* [Work instruction] In the records below, tally the lines that contain the word "Imports" and give only that number.
Content starts
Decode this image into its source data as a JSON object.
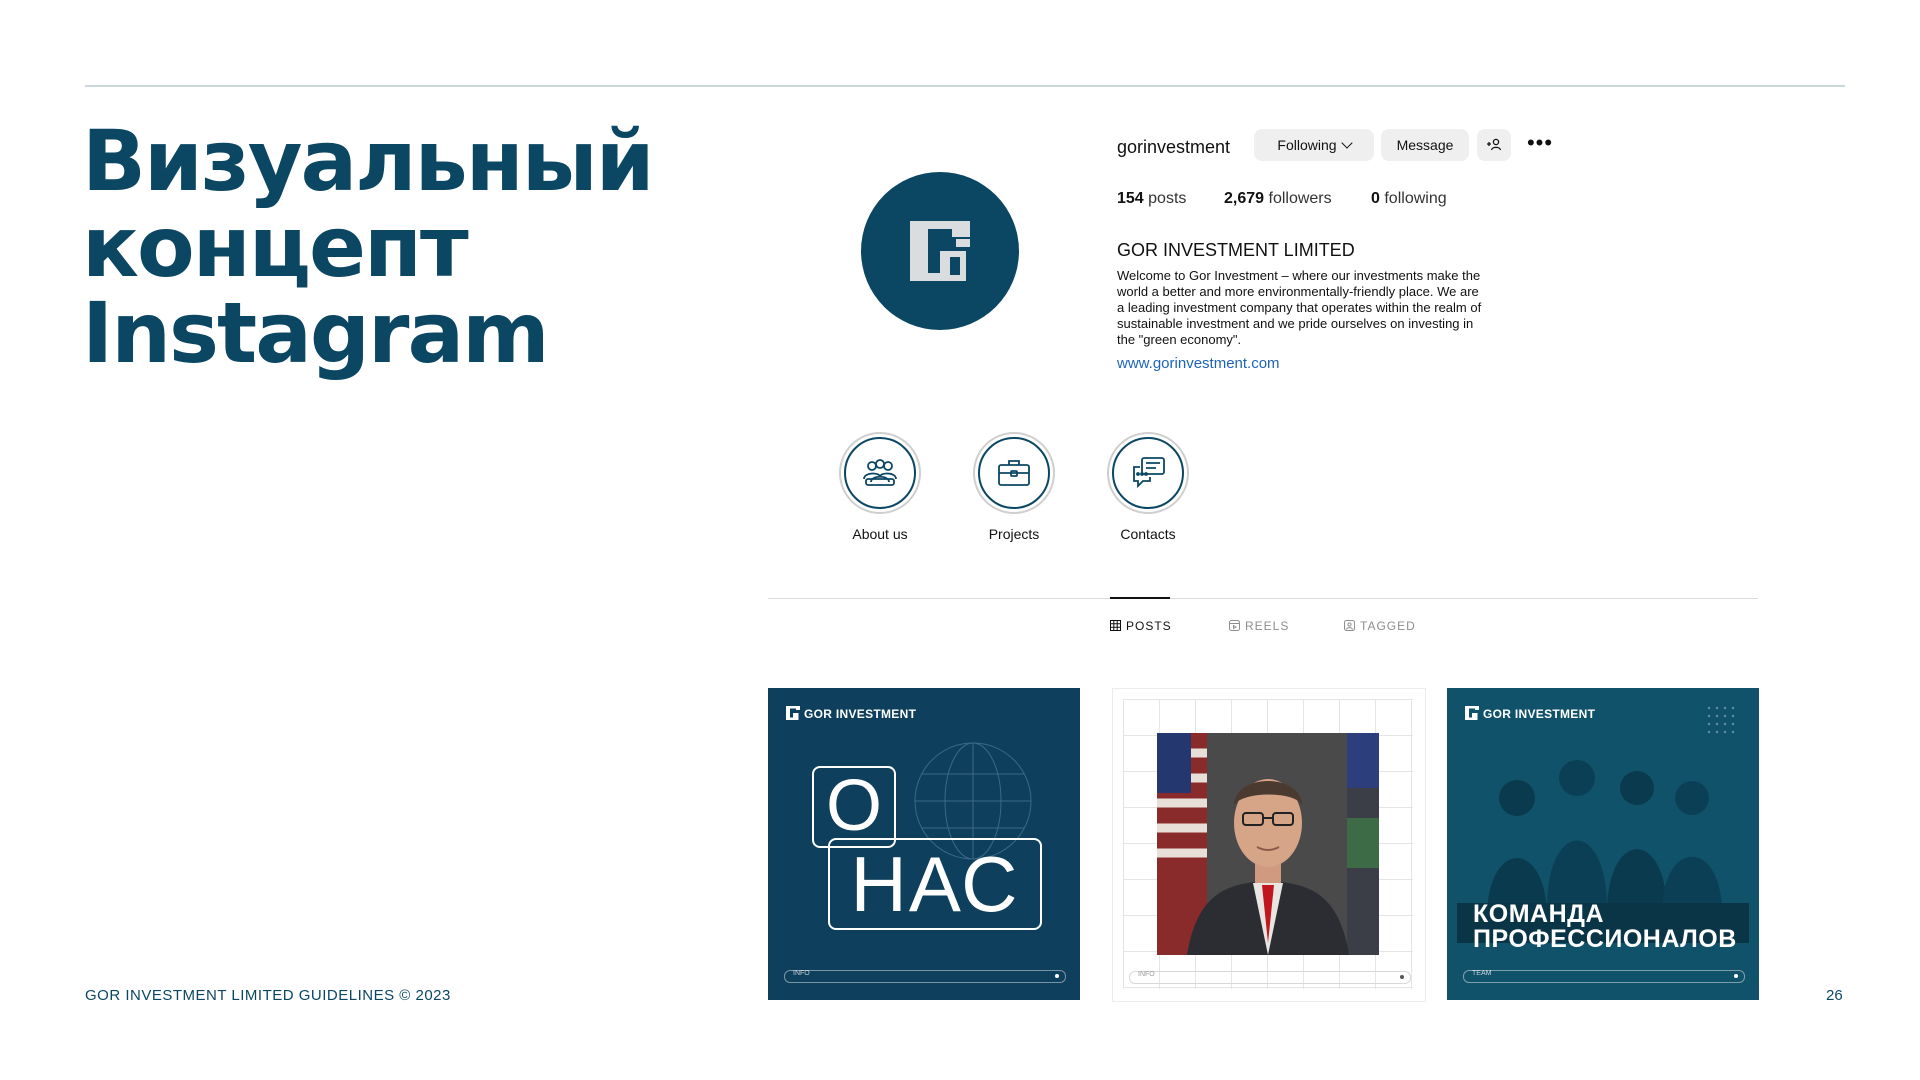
{
  "slide": {
    "title_lines": [
      "Визуальный",
      "концепт",
      "Instagram"
    ],
    "footer_left": "GOR INVESTMENT LIMITED GUIDELINES © 2023",
    "page_number": "26"
  },
  "profile": {
    "username": "gorinvestment",
    "buttons": {
      "following": "Following",
      "message": "Message",
      "more": "•••"
    },
    "stats": {
      "posts_count": "154",
      "posts_label": "posts",
      "followers_count": "2,679",
      "followers_label": "followers",
      "following_count": "0",
      "following_label": "following"
    },
    "bio": {
      "name": "GOR INVESTMENT LIMITED",
      "text": "Welcome to Gor Investment – where our investments make the world a better and more environmentally-friendly place. We are a leading investment company that operates within the realm of sustainable investment and we pride ourselves on investing in the \"green economy\".",
      "link": "www.gorinvestment.com"
    },
    "highlights": [
      {
        "label": "About us",
        "icon": "team-icon"
      },
      {
        "label": "Projects",
        "icon": "briefcase-icon"
      },
      {
        "label": "Contacts",
        "icon": "chat-icon"
      }
    ],
    "tabs": [
      "POSTS",
      "REELS",
      "TAGGED"
    ],
    "accent_color": "#0b4763",
    "link_color": "#1f64b8"
  },
  "posts": [
    {
      "brand": "GOR INVESTMENT",
      "line1": "О",
      "line2": "НАС",
      "footer": "INFO"
    },
    {
      "footer": "INFO"
    },
    {
      "brand": "GOR INVESTMENT",
      "caption_lines": [
        "КОМАНДА",
        "ПРОФЕССИОНАЛОВ"
      ],
      "footer": "TEAM"
    }
  ]
}
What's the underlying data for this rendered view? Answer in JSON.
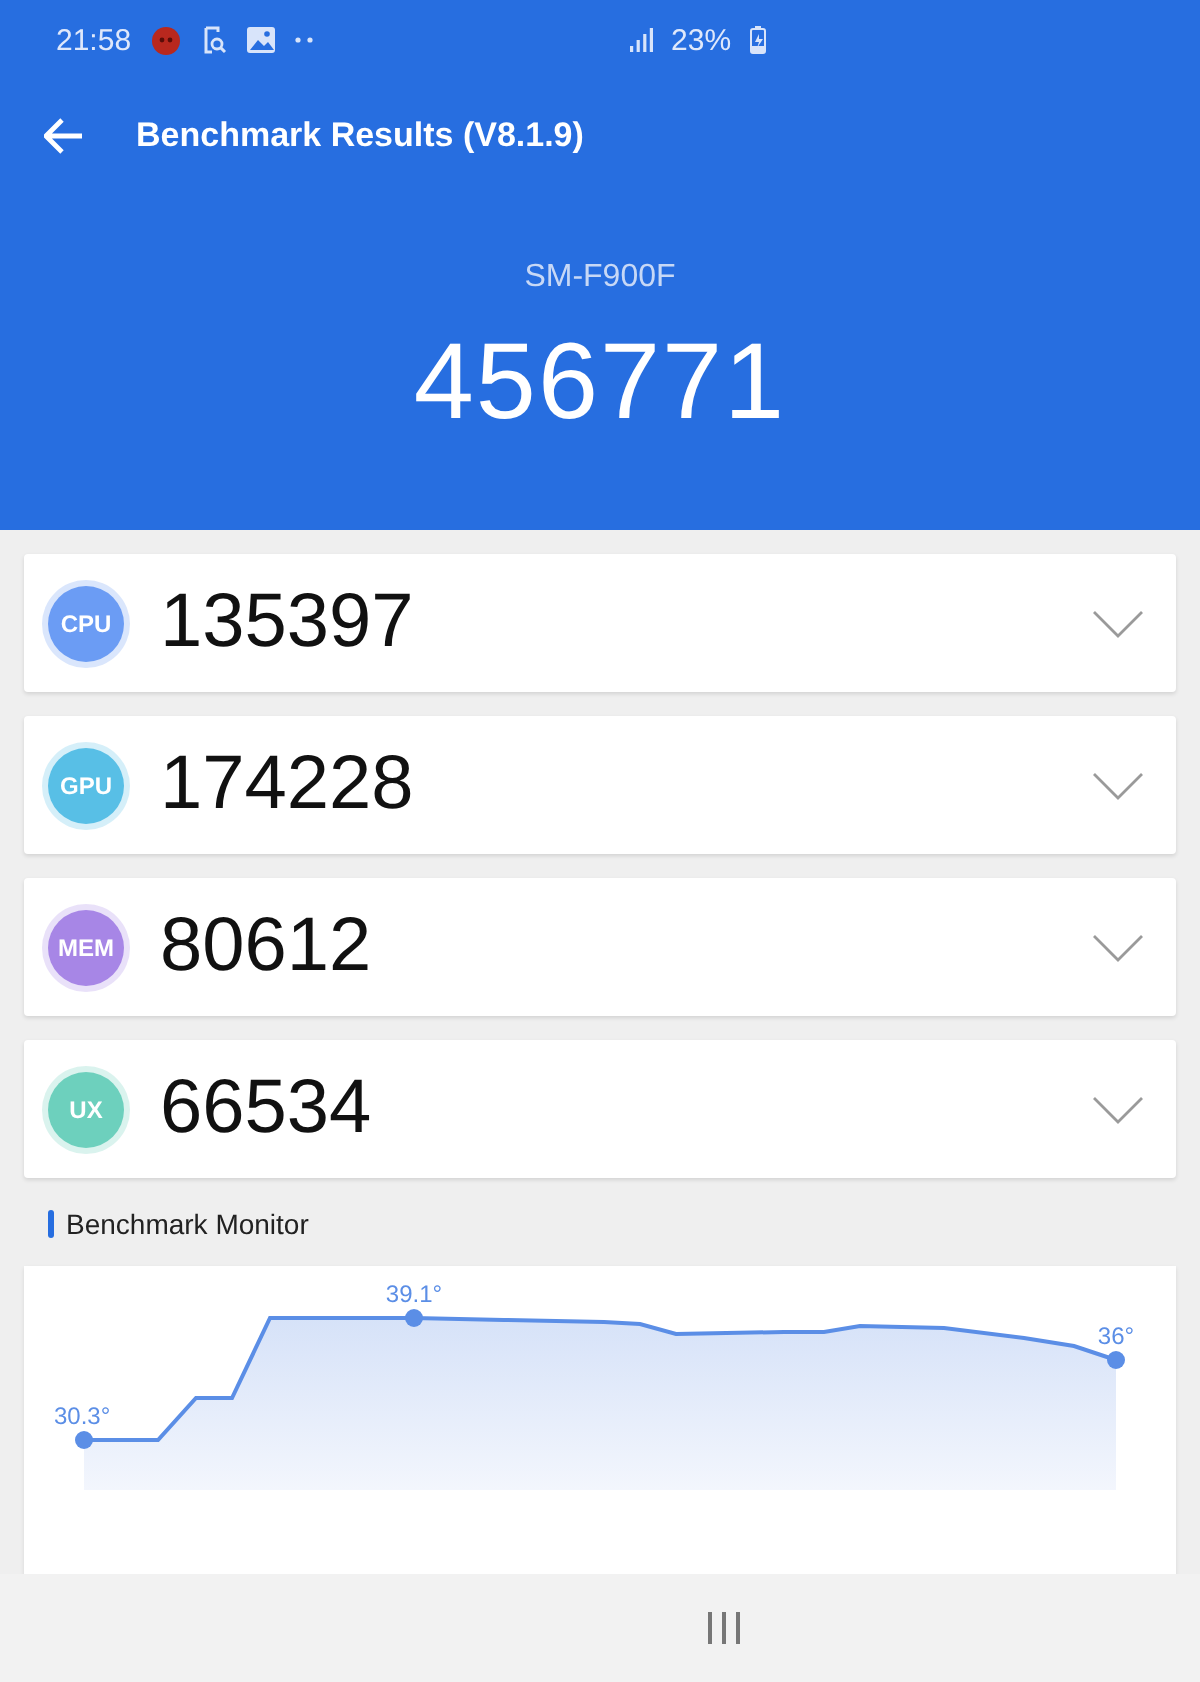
{
  "status_bar": {
    "time": "21:58",
    "battery": "23%"
  },
  "toolbar": {
    "title": "Benchmark Results (V8.1.9)"
  },
  "summary": {
    "device": "SM-F900F",
    "total_score": "456771"
  },
  "scores": [
    {
      "badge": "CPU",
      "score": "135397",
      "color": "#6b9cf4",
      "expanded": false
    },
    {
      "badge": "GPU",
      "score": "174228",
      "color": "#58bfe6",
      "expanded": false
    },
    {
      "badge": "MEM",
      "score": "80612",
      "color": "#a786e6",
      "expanded": false
    },
    {
      "badge": "UX",
      "score": "66534",
      "color": "#6dd0bd",
      "expanded": false
    }
  ],
  "monitor": {
    "title": "Benchmark Monitor",
    "point_labels": [
      "30.3°",
      "39.1°",
      "36°"
    ]
  }
}
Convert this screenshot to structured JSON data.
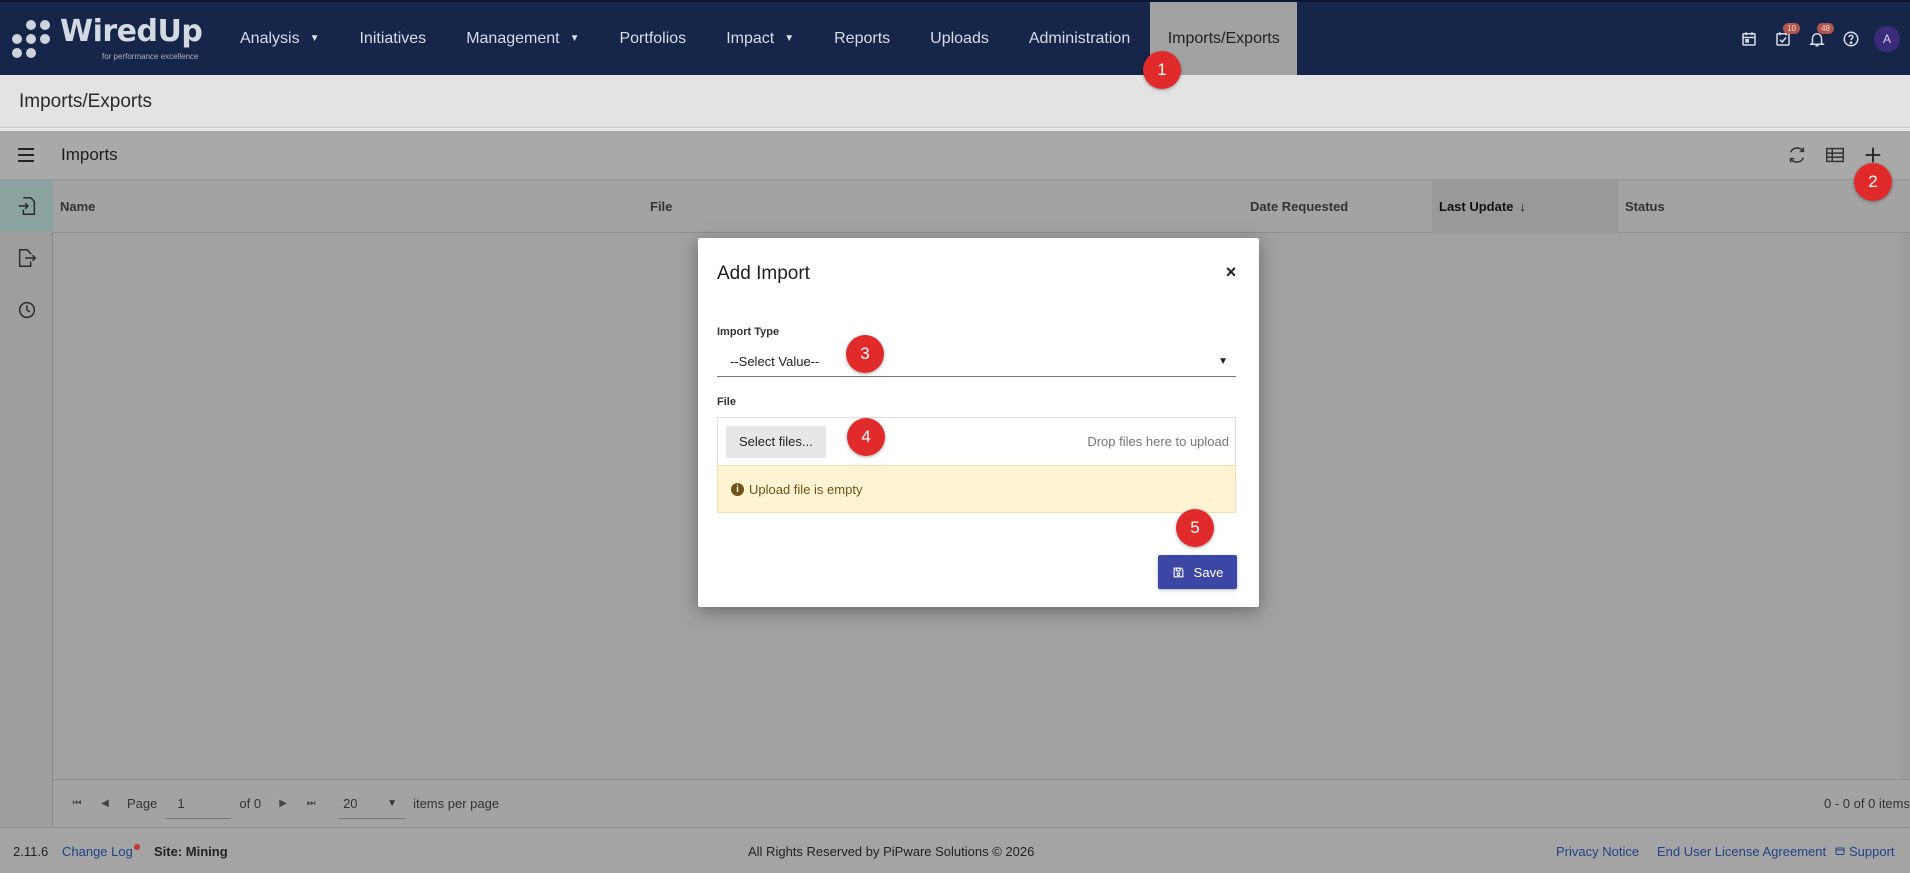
{
  "app": {
    "logo_text": "WiredUp",
    "logo_tagline": "for performance excellence"
  },
  "nav": {
    "items": [
      {
        "label": "Analysis",
        "caret": "▼"
      },
      {
        "label": "Initiatives",
        "caret": ""
      },
      {
        "label": "Management",
        "caret": "▼"
      },
      {
        "label": "Portfolios",
        "caret": ""
      },
      {
        "label": "Impact",
        "caret": "▼"
      },
      {
        "label": "Reports",
        "caret": ""
      },
      {
        "label": "Uploads",
        "caret": ""
      },
      {
        "label": "Administration",
        "caret": ""
      },
      {
        "label": "Imports/Exports",
        "caret": ""
      }
    ],
    "active": "Imports/Exports",
    "icons": [
      "calendar-icon",
      "task-check-icon",
      "bell-icon",
      "help-icon"
    ],
    "tasks_badge": "10",
    "notifications_badge": "48",
    "avatar_initial": "A"
  },
  "page": {
    "title": "Imports/Exports"
  },
  "toolbar": {
    "title": "Imports"
  },
  "grid": {
    "columns": [
      {
        "label": "Name",
        "sorted": false,
        "sort_indicator": ""
      },
      {
        "label": "File",
        "sorted": false,
        "sort_indicator": ""
      },
      {
        "label": "Date Requested",
        "sorted": false,
        "sort_indicator": ""
      },
      {
        "label": "Last Update",
        "sorted": true,
        "sort_indicator": "↓"
      },
      {
        "label": "Status",
        "sorted": false,
        "sort_indicator": ""
      }
    ],
    "rows": []
  },
  "pager": {
    "page_label": "Page",
    "page_value": "1",
    "of_label": "of 0",
    "page_size": "20",
    "items_per_page_label": "items per page",
    "summary": "0 - 0 of 0 items"
  },
  "footer": {
    "version": "2.11.6",
    "changelog": "Change Log",
    "site": "Site: Mining",
    "copyright": "All Rights Reserved by PiPware Solutions © 2026",
    "privacy": "Privacy Notice",
    "eula": "End User License Agreement",
    "support": "Support"
  },
  "modal": {
    "title": "Add Import",
    "close_label": "×",
    "import_type_label": "Import Type",
    "import_type_value": "--Select Value--",
    "file_label": "File",
    "select_files_label": "Select files...",
    "drop_hint": "Drop files here to upload",
    "warning": "Upload file is empty",
    "save_label": "Save"
  },
  "markers": [
    "1",
    "2",
    "3",
    "4",
    "5"
  ],
  "colors": {
    "nav_bg": "#16254a",
    "primary_button": "#3c47a5",
    "marker": "#e12b2b",
    "warning_bg": "#fff3d3"
  }
}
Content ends
* [Solution to this exercise] 4